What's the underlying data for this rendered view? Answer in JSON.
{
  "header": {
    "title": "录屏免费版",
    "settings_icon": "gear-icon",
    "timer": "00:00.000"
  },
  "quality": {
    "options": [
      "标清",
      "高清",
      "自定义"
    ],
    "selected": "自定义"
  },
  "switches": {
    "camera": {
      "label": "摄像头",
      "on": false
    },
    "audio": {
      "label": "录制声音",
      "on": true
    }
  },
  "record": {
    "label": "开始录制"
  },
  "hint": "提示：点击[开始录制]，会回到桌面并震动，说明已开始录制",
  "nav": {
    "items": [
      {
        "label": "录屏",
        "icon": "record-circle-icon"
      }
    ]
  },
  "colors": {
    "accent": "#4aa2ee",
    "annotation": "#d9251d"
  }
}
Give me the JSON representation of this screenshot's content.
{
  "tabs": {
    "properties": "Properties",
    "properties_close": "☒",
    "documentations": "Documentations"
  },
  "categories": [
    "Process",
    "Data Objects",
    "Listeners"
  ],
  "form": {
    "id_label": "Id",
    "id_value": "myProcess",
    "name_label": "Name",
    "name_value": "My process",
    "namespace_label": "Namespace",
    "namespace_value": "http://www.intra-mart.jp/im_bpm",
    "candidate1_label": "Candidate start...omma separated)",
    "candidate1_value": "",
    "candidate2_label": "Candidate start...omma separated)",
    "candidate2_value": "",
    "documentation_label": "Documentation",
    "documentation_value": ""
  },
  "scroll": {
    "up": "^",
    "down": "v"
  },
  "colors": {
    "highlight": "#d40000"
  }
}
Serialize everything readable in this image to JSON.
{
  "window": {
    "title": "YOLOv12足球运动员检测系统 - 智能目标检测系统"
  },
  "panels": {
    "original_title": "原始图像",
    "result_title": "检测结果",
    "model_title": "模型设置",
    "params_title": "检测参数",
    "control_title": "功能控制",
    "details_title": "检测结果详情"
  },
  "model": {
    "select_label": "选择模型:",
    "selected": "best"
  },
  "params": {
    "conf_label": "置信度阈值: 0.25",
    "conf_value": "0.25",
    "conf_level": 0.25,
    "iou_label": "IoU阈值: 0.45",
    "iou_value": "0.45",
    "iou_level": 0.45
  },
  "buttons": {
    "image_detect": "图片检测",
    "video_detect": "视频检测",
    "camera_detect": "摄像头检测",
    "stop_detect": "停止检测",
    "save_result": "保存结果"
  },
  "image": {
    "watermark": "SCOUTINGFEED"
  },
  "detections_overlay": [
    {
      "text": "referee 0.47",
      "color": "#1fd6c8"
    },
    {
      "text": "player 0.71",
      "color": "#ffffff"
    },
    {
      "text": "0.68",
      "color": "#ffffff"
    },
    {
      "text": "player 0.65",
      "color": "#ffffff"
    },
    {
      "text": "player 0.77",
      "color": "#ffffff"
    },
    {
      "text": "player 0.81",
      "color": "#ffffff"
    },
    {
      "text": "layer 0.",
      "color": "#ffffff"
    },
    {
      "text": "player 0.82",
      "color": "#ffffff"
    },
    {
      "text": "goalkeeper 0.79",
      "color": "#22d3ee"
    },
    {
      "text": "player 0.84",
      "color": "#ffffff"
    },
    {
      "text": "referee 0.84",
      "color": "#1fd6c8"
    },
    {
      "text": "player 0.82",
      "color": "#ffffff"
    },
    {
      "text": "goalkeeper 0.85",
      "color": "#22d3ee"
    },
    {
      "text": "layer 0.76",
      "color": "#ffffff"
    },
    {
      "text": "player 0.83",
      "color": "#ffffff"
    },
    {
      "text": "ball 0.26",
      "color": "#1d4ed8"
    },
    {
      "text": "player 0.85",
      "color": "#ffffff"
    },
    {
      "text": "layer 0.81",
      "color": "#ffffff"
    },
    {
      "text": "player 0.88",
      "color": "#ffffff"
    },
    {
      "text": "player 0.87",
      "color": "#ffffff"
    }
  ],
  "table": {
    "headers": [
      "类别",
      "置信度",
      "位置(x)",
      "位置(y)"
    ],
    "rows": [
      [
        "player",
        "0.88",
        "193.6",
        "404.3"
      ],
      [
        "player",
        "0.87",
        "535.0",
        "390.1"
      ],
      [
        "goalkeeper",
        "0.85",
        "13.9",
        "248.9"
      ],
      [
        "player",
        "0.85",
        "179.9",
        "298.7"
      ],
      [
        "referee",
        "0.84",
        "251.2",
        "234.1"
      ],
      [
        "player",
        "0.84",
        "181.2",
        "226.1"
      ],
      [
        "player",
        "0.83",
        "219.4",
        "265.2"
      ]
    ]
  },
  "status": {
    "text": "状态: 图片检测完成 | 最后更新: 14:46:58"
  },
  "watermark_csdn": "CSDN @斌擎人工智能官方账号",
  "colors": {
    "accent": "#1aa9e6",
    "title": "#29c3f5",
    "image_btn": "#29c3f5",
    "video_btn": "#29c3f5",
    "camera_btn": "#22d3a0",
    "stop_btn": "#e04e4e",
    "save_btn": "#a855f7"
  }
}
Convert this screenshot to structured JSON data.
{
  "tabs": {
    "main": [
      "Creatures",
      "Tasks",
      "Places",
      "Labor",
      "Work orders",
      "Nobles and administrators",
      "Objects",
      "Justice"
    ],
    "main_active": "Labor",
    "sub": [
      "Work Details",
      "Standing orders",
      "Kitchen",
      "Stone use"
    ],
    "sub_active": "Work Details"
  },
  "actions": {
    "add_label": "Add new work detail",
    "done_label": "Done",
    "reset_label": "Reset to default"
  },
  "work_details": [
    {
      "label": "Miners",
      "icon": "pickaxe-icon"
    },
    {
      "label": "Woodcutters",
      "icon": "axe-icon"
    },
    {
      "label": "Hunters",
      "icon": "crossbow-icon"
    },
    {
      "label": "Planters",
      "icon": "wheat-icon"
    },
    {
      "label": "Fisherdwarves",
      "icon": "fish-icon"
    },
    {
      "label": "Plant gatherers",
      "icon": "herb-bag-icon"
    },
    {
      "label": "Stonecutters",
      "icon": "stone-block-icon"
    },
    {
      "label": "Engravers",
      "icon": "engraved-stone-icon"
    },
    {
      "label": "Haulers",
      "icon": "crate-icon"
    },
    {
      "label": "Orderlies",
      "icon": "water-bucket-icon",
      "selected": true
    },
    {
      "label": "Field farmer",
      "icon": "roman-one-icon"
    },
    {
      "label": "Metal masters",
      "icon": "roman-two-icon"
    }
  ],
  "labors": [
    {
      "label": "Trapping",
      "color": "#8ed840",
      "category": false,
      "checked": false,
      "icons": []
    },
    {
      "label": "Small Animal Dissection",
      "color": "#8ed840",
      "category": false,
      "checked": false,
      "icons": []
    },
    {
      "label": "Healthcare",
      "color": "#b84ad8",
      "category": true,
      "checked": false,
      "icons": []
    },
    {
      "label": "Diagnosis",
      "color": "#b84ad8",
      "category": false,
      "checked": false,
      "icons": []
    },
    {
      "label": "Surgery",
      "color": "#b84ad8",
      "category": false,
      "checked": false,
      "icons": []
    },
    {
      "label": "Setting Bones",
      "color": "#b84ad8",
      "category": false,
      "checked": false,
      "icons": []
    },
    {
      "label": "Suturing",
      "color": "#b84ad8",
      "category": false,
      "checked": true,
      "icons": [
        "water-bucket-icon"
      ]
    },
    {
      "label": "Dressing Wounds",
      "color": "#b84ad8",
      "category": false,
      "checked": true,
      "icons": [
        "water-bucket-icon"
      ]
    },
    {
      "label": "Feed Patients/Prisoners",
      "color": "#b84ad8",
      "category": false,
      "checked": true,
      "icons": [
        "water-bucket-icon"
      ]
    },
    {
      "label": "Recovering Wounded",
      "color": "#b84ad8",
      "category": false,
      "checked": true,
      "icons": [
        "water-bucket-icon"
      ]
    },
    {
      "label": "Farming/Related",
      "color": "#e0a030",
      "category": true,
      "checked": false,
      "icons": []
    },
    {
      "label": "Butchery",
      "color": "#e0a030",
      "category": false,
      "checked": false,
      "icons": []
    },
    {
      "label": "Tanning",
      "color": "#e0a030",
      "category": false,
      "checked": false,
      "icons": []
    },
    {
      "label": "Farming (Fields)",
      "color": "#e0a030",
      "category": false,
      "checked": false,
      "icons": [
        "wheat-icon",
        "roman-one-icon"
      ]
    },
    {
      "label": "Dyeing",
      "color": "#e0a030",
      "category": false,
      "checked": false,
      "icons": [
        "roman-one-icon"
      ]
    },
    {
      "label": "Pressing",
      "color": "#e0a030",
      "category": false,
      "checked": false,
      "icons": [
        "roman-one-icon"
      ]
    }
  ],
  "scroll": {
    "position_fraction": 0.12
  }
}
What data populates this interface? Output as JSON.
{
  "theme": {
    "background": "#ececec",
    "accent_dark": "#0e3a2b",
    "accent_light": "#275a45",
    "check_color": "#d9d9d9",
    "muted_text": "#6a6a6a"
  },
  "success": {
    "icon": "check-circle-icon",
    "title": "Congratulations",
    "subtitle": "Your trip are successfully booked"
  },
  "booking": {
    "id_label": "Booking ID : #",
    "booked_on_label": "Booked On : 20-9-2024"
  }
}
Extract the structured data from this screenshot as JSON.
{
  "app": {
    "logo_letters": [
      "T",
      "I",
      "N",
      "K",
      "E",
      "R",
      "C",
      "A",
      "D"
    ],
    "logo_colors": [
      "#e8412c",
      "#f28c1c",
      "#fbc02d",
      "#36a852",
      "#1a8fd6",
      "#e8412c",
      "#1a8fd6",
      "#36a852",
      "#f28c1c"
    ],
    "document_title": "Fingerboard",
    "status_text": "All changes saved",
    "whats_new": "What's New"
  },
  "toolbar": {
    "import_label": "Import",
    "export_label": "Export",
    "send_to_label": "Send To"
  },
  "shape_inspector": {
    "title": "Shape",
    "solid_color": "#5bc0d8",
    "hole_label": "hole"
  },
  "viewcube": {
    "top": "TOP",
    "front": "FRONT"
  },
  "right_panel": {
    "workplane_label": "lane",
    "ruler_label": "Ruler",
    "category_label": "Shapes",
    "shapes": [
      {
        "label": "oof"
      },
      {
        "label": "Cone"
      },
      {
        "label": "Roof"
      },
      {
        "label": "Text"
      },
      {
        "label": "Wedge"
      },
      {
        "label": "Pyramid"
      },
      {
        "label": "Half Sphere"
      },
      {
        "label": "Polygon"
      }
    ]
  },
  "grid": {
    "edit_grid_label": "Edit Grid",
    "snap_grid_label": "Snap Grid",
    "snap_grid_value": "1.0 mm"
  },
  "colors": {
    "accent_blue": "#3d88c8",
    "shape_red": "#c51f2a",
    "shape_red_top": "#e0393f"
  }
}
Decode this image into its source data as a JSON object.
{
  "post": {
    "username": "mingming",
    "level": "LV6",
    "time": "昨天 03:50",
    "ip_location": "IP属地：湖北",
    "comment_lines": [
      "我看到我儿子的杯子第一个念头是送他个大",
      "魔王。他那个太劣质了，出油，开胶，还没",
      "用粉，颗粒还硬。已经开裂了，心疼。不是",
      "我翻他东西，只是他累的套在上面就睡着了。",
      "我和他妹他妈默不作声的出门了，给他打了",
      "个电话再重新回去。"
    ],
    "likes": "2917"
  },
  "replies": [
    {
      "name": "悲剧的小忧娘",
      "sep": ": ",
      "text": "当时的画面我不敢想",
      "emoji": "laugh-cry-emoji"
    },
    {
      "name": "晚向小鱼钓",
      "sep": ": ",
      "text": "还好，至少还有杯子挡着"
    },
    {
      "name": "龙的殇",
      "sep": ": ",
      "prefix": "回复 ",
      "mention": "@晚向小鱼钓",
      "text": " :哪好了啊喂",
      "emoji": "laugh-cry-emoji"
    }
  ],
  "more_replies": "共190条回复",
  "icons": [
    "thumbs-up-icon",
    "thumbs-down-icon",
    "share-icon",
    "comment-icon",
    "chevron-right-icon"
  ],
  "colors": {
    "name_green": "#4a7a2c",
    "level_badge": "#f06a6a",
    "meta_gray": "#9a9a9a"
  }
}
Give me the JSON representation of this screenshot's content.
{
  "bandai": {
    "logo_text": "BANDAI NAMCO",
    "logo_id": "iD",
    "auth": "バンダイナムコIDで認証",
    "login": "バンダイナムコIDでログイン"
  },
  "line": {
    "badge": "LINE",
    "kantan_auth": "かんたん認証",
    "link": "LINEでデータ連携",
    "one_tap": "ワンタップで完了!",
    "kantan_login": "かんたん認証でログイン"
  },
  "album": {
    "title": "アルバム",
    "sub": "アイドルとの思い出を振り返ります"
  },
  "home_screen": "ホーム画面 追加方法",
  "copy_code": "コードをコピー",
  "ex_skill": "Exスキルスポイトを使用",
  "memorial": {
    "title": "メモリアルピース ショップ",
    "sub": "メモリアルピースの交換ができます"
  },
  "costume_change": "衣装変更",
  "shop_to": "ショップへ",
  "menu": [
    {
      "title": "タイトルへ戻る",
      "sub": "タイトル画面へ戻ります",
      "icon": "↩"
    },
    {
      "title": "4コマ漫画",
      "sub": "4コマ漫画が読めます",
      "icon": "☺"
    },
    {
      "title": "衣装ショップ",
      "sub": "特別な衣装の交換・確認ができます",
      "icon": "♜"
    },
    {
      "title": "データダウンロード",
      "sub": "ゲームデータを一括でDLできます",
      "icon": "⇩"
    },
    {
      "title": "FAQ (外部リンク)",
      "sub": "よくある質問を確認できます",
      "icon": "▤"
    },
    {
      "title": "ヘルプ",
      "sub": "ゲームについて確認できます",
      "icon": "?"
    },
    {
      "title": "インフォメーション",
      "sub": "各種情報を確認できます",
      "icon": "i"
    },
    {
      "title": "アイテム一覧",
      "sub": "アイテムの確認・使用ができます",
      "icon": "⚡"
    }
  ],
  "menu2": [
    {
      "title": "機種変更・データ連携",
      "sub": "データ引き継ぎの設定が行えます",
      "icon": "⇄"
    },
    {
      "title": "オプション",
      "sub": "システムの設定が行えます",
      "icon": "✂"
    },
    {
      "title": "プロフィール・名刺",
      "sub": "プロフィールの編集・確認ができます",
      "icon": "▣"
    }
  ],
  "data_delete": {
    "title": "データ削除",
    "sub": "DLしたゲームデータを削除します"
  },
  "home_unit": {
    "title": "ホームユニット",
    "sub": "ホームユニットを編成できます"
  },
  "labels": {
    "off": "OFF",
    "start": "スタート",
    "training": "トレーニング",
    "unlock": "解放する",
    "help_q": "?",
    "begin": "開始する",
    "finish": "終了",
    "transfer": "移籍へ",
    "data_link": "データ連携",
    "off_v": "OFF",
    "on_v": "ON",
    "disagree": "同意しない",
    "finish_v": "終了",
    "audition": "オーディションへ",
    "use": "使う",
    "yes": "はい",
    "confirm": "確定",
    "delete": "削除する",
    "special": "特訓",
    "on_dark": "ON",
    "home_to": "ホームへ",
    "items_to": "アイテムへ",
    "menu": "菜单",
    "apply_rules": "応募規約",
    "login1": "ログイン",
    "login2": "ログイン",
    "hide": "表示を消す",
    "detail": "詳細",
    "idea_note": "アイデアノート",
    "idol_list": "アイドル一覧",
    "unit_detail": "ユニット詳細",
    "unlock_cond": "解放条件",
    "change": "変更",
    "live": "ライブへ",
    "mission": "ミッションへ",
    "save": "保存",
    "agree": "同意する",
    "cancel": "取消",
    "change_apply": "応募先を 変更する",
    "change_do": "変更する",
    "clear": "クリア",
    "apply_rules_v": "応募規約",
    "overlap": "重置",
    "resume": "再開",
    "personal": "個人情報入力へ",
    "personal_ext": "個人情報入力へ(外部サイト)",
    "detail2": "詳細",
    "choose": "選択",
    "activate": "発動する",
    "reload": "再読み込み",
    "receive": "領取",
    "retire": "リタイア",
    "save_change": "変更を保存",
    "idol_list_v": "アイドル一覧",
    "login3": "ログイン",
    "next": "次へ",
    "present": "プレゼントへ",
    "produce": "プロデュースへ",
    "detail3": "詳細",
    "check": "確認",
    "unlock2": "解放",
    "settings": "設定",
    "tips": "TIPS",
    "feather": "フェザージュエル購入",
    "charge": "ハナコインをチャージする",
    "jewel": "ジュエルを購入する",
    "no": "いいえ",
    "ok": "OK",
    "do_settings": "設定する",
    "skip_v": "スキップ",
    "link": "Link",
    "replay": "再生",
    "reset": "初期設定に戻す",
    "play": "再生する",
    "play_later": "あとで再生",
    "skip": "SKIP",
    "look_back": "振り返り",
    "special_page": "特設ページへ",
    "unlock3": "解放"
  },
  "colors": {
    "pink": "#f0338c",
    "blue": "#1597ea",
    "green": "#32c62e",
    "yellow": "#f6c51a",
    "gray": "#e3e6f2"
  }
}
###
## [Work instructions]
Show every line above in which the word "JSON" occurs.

## [Exercise answer]
What's the underlying data for this rendered view? Answer in JSON.
Give me the JSON representation of this screenshot's content.
Serialize everything readable in this image to JSON.
Convert this screenshot to structured JSON data.
What data populates this interface? Output as JSON.
Extract the structured data from this screenshot as JSON.
Decode this image into its source data as a JSON object.
Give me the JSON representation of this screenshot's content.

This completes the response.